This blogpost was co-authored by Hannah Gordon and Josepha Reynolds. Technology Enabled Care (TEC) has long been touted as something…
There were a surprising number of announcements in the Budget relating to social care. On top of the recent injection of £240 million for winter pressures for this year, Chancellor Phillip Hammond pledged:
- Another £240 million for adult social care pressures in 2019-20
- A £55 million top up for the Disabled Facilities Grant in 2018-19
- £84 million for the rollout of a children’s social care pilot programme helping children to stay at home, over 5 years
- £410 million for adults and children’s social care in 2019-20
I share the disappointment of ADASS President Glen Garrod, Unison general secretary Dave Prentis and numerous others – this additional funding is no way near enough, and is too short-term in nature. But while the amount of money isn’t game changing, but I think there are two aspects of its delivery that could be.
Firstly – the £410 million is allocated simply to ‘social care’. Those with a more cynical disposition might say that this allows the government to claim to be supporting either children’s and adults’ services by up to £410 million, depending on who is lobbying them.

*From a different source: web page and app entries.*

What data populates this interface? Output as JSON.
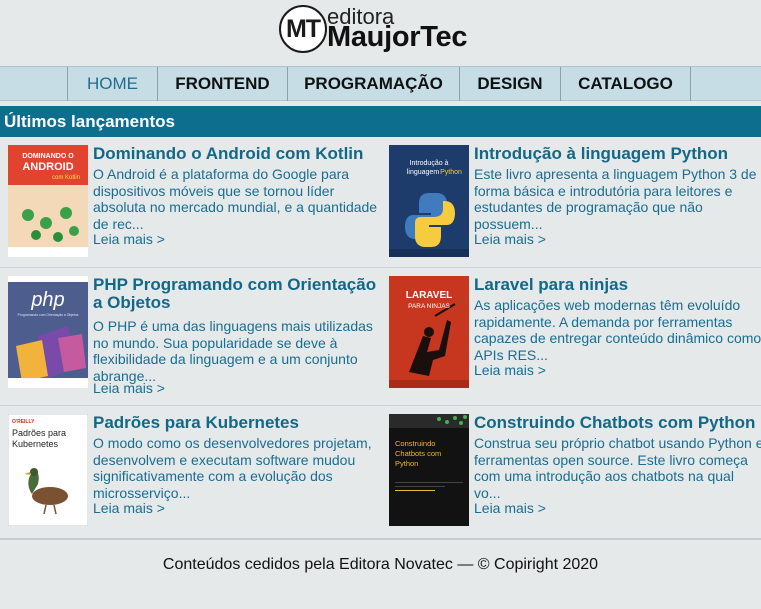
{
  "logo": {
    "monogram": "MT",
    "small_text": "editora",
    "big_text": "MaujorTec"
  },
  "nav": {
    "items": [
      {
        "label": "HOME",
        "active": true
      },
      {
        "label": "FRONTEND",
        "active": false
      },
      {
        "label": "PROGRAMAÇÃO",
        "active": false
      },
      {
        "label": "DESIGN",
        "active": false
      },
      {
        "label": "CATALOGO",
        "active": false
      }
    ]
  },
  "section": {
    "title": "Últimos lançamentos"
  },
  "books": [
    {
      "title": "Dominando o Android com Kotlin",
      "description": "O Android é a plataforma do Google para dispositivos móveis que se tornou líder absoluta no mercado mundial, e a quantidade de rec...",
      "more": "Leia mais >",
      "cover": {
        "line1": "DOMINANDO O",
        "line2": "ANDROID",
        "line3": "com Kotlin",
        "bg": "#e2432f"
      }
    },
    {
      "title": "Introdução à linguagem Python",
      "description": "Este livro apresenta a linguagem Python 3 de forma básica e introdutória para leitores e estudantes de programação que não possuem...",
      "more": "Leia mais >",
      "cover": {
        "line1": "Introdução à",
        "line2": "linguagem",
        "line3": "Python",
        "bg": "#1d3b6b"
      }
    },
    {
      "title": "PHP Programando com Orientação a Objetos",
      "description": "O PHP é uma das linguagens mais utilizadas no mundo. Sua popularidade se deve à flexibilidade da linguagem e a um conjunto abrange...",
      "more": "Leia mais >",
      "cover": {
        "line1": "php",
        "line2": "Programando com Orientação a Objetos",
        "bg": "#4d5e8e"
      }
    },
    {
      "title": "Laravel para ninjas",
      "description": "As aplicações web modernas têm evoluído rapidamente. A demanda por ferramentas capazes de entregar conteúdo dinâmico como APIs RES...",
      "more": "Leia mais >",
      "cover": {
        "line1": "LARAVEL",
        "line2": "PARA NINJAS",
        "bg": "#c7371f"
      }
    },
    {
      "title": "Padrões para Kubernetes",
      "description": "O modo como os desenvolvedores projetam, desenvolvem e executam software mudou significativamente com a evolução dos microsserviço...",
      "more": "Leia mais >",
      "cover": {
        "line1": "O'REILLY",
        "line2": "Padrões para",
        "line3": "Kubernetes",
        "bg": "#ffffff"
      }
    },
    {
      "title": "Construindo Chatbots com Python",
      "description": "Construa seu próprio chatbot usando Python e ferramentas open source. Este livro começa com uma introdução aos chatbots na qual vo...",
      "more": "Leia mais >",
      "cover": {
        "line1": "Construindo",
        "line2": "Chatbots com",
        "line3": "Python",
        "bg": "#121212"
      }
    }
  ],
  "footer": {
    "text": "Conteúdos cedidos pela Editora Novatec — © Copiright 2020"
  }
}
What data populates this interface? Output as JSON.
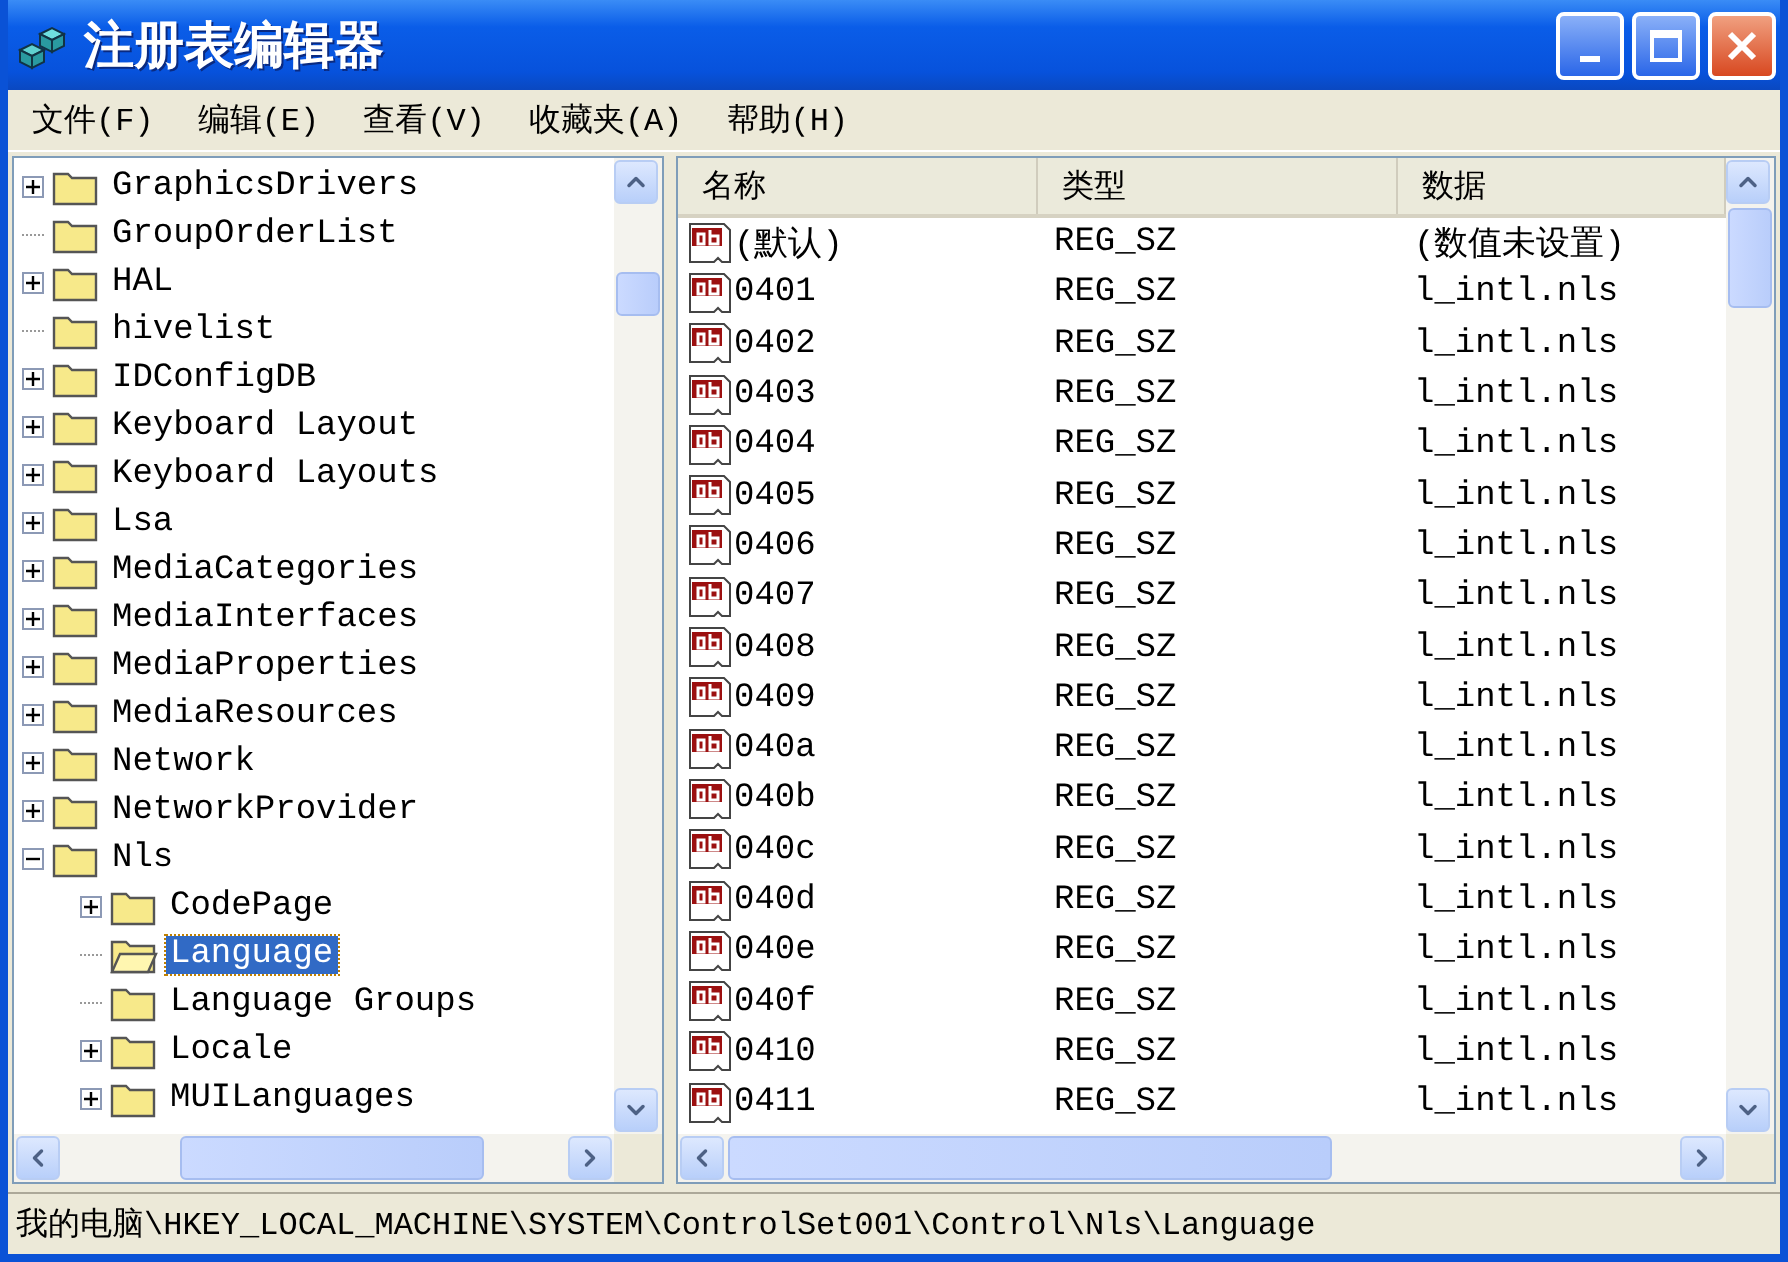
{
  "window": {
    "title": "注册表编辑器"
  },
  "menu": [
    {
      "label": "文件(F)"
    },
    {
      "label": "编辑(E)"
    },
    {
      "label": "查看(V)"
    },
    {
      "label": "收藏夹(A)"
    },
    {
      "label": "帮助(H)"
    }
  ],
  "tree": [
    {
      "label": "GraphicsDrivers",
      "expandable": true,
      "expanded": false,
      "selected": false
    },
    {
      "label": "GroupOrderList",
      "expandable": false,
      "selected": false
    },
    {
      "label": "HAL",
      "expandable": true,
      "expanded": false,
      "selected": false
    },
    {
      "label": "hivelist",
      "expandable": false,
      "selected": false
    },
    {
      "label": "IDConfigDB",
      "expandable": true,
      "expanded": false,
      "selected": false
    },
    {
      "label": "Keyboard Layout",
      "expandable": true,
      "expanded": false,
      "selected": false
    },
    {
      "label": "Keyboard Layouts",
      "expandable": true,
      "expanded": false,
      "selected": false
    },
    {
      "label": "Lsa",
      "expandable": true,
      "expanded": false,
      "selected": false
    },
    {
      "label": "MediaCategories",
      "expandable": true,
      "expanded": false,
      "selected": false
    },
    {
      "label": "MediaInterfaces",
      "expandable": true,
      "expanded": false,
      "selected": false
    },
    {
      "label": "MediaProperties",
      "expandable": true,
      "expanded": false,
      "selected": false
    },
    {
      "label": "MediaResources",
      "expandable": true,
      "expanded": false,
      "selected": false
    },
    {
      "label": "Network",
      "expandable": true,
      "expanded": false,
      "selected": false
    },
    {
      "label": "NetworkProvider",
      "expandable": true,
      "expanded": false,
      "selected": false
    },
    {
      "label": "Nls",
      "expandable": true,
      "expanded": true,
      "selected": false,
      "children": [
        {
          "label": "CodePage",
          "expandable": true,
          "expanded": false,
          "selected": false
        },
        {
          "label": "Language",
          "expandable": false,
          "selected": true
        },
        {
          "label": "Language Groups",
          "expandable": false,
          "selected": false
        },
        {
          "label": "Locale",
          "expandable": true,
          "expanded": false,
          "selected": false
        },
        {
          "label": "MUILanguages",
          "expandable": true,
          "expanded": false,
          "selected": false
        }
      ]
    }
  ],
  "table": {
    "columns": [
      "名称",
      "类型",
      "数据"
    ],
    "rows": [
      [
        "(默认)",
        "REG_SZ",
        "(数值未设置)"
      ],
      [
        "0401",
        "REG_SZ",
        "l_intl.nls"
      ],
      [
        "0402",
        "REG_SZ",
        "l_intl.nls"
      ],
      [
        "0403",
        "REG_SZ",
        "l_intl.nls"
      ],
      [
        "0404",
        "REG_SZ",
        "l_intl.nls"
      ],
      [
        "0405",
        "REG_SZ",
        "l_intl.nls"
      ],
      [
        "0406",
        "REG_SZ",
        "l_intl.nls"
      ],
      [
        "0407",
        "REG_SZ",
        "l_intl.nls"
      ],
      [
        "0408",
        "REG_SZ",
        "l_intl.nls"
      ],
      [
        "0409",
        "REG_SZ",
        "l_intl.nls"
      ],
      [
        "040a",
        "REG_SZ",
        "l_intl.nls"
      ],
      [
        "040b",
        "REG_SZ",
        "l_intl.nls"
      ],
      [
        "040c",
        "REG_SZ",
        "l_intl.nls"
      ],
      [
        "040d",
        "REG_SZ",
        "l_intl.nls"
      ],
      [
        "040e",
        "REG_SZ",
        "l_intl.nls"
      ],
      [
        "040f",
        "REG_SZ",
        "l_intl.nls"
      ],
      [
        "0410",
        "REG_SZ",
        "l_intl.nls"
      ],
      [
        "0411",
        "REG_SZ",
        "l_intl.nls"
      ]
    ]
  },
  "status_bar": "我的电脑\\HKEY_LOCAL_MACHINE\\SYSTEM\\ControlSet001\\Control\\Nls\\Language"
}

What it will certainly do is add a new dimension to the budget setting process within councils. What is the best way to share out the money? I have no doubt that some service directors are already working out the formula (relative budget size, relative demand pressures, relative threat of disaster/regulator displeasure) that would give them the biggest share. My hope is that this new situation spurs some to reframe the challenge and look across system boundaries. Rather than just fighting for a share, there is actually a real opportunity here to look at shared and common issues, such as disabled children transitioning to adulthood and the social care workforce as a whole.
Secondly – the £240 million for next year’s winter pressures is being given extremely early, and it is being given directly to councils. This is a big chance for local authorities to show what difference they can make when they have time to plan. I urge you not to waste this opportunity!